From a Google Image Search – You Tube
Anthony Marra’s most recent book is called Mercury Pictures Presents. I decided to read his book A Constellation of Vital Phenomena first and that did give me a glimpse into his most important theme, war, its absurdities and dislocations. This time we are focused on a village in Italy, San Lorenzo in the time of Mussolini and Hitler, in World War II. Two young people from that village end up in Los Angeles, escaping the constant fear of a misstep that will inspire the local commissioner to put you in a box under the floor of the jail and force you to suffer a sentence of isolation and sensory deprivation.
We begin in the office of Artie Feldman, head of Mercury Pictures where we meet one of those young San Lorenzo escapees, Maria Lagana, daughter of Giuseppe Lagana, once an occupant of the San Lorenzo isolation cell. Maria is Artie’s extremely talented assistant, a woman in a man’s business who is trying to change her fate and produce movies. We also meet Artie’s varied collection of toupees, named and displayed on wooden mannequin heads. Nearby is a perfect model of the entire grounds of Mercury Pictures right down to the back lots, in miniature.

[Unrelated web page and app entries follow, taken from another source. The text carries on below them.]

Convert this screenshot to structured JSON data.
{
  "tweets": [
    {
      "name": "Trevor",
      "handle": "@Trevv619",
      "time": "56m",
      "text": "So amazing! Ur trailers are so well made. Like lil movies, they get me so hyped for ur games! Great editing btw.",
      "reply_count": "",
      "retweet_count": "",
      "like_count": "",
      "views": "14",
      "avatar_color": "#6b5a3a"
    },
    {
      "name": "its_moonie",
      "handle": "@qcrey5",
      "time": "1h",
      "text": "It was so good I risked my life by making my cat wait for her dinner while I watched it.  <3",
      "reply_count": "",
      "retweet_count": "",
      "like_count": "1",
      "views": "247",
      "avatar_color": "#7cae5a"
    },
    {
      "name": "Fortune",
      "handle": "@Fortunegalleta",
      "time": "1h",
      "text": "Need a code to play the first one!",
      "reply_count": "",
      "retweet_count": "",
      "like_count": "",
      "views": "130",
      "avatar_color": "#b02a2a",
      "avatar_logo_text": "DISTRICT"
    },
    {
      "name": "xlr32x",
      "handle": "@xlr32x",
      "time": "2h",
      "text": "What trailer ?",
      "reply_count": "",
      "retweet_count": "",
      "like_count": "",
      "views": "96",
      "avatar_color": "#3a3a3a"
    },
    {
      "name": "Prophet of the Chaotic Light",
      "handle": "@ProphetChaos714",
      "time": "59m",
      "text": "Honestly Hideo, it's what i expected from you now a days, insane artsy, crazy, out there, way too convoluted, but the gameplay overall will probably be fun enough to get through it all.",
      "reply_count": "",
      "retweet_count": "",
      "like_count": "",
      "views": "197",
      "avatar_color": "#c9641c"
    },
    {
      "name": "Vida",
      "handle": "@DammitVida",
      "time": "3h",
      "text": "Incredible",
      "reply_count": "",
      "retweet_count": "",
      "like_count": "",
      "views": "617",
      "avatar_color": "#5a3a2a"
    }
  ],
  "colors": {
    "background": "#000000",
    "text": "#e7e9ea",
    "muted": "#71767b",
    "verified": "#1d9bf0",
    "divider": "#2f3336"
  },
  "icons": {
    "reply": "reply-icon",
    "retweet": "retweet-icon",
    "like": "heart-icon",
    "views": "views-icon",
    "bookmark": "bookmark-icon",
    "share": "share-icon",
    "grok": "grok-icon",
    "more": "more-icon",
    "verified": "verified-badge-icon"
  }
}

In San Lorenzo we meet the villagers whose lives, once placid and one might even say boring, have been turned chaotic because of a dictator who leads by fear and threats, creating rules that are impossible to keep track of and all too easy to run afoul of. Maria’s father lives in this village. He is a photographer who takes photos for visas. He always takes two photos. One he uses for the visa. The second is torn in half and one half is given to the customer. Giuseppe’s address is on the back. He asks the traveler to send the other half back to him when they arrive at their destination. He rejoins the two halves and mounts them in an album.
Maria’s father takes in a young man who wants to learn photography. Although he was from San Lorenzo, he was a student for a law degree in Rome until he met Giuseppe, smelled the dark room chemicals, and saw the photo album of the travelers. With his first camera he was hooked. Through a complex set of circumstances this young man Antonio “Nino” Picone arrives in Los Angeles with a new name. He is Vincent Cortese, supposedly the son of Concetta Cortese. Maria knows his real name because the man who took him in is her father. She wants nothing to do with him.
The motion picture industry in Los Angeles is competitive and unstable. Your studio can be popular and rich at one moment and in dire circumstances the next depending on the quality of the movies the studio produces and the acceptance of movie goers. Once Japan bombs Pearl Harbor America gets involved in war movies which are important as propaganda for the war effort. However, there is a problem with capturing war footage or photos that show the drama of modern warfare. Most battles happen at night and photography cannot film action at night beyond bursts of light from weapons. In the daytime everyone is asleep in a trench, unwilling to risk daylight exposure to the enemy. Nino, now Vincent Cortese, left his law studies to become a war photographer. He can document the preparations for battle and the aftermath of battle, but not the actual battle. The Japanese have been interned in camps and other foreign nationals from enemy nations have severe limitations on their movements. Since it is difficult to make a believable war movie given the current way war is waged Mercury Pictures uses the miniaturist who created the model in the front office, a refugee from Germany, to build a scale model of her old Berlin neighborhood so it can be bombed and filmed to look authentic.
Eventually Nino does return to San Lorenzo, and he travels around Italy filming the aftermath of war. He is sent to a small Italian village to recreate the capture of the village using the techniques he learned at Mercury Pictures to make it look like he was embedded in the original battle. “Ninety percent of the shots the moviegoing public associated with war drama realism were physically impossible outside the sound stage. The other ten percent were only possible by sacrificing the cameraman,” the author tells us.
This is a plot-driven novel, and the plot is complicated. We do get attached to the characters although sometimes the San Lorenzo characters can get a bit confusing. Somehow at the end it all comes together. Thematically, since we are experiencing war through the lenses of cameras we are removed from the horrors of war and we are with the civilians, experiencing the war as it affected people “behind the scenes.” Our point of view does not make war any more palatable. The movie connection is what makes the novel interesting and unique. The commentary on war is the author’s passion. War permits humans to act in extremely inhumane ways, which are often horrific, and occasionally absurd. It took me a long time to read this one, but it was because life kept interrupting.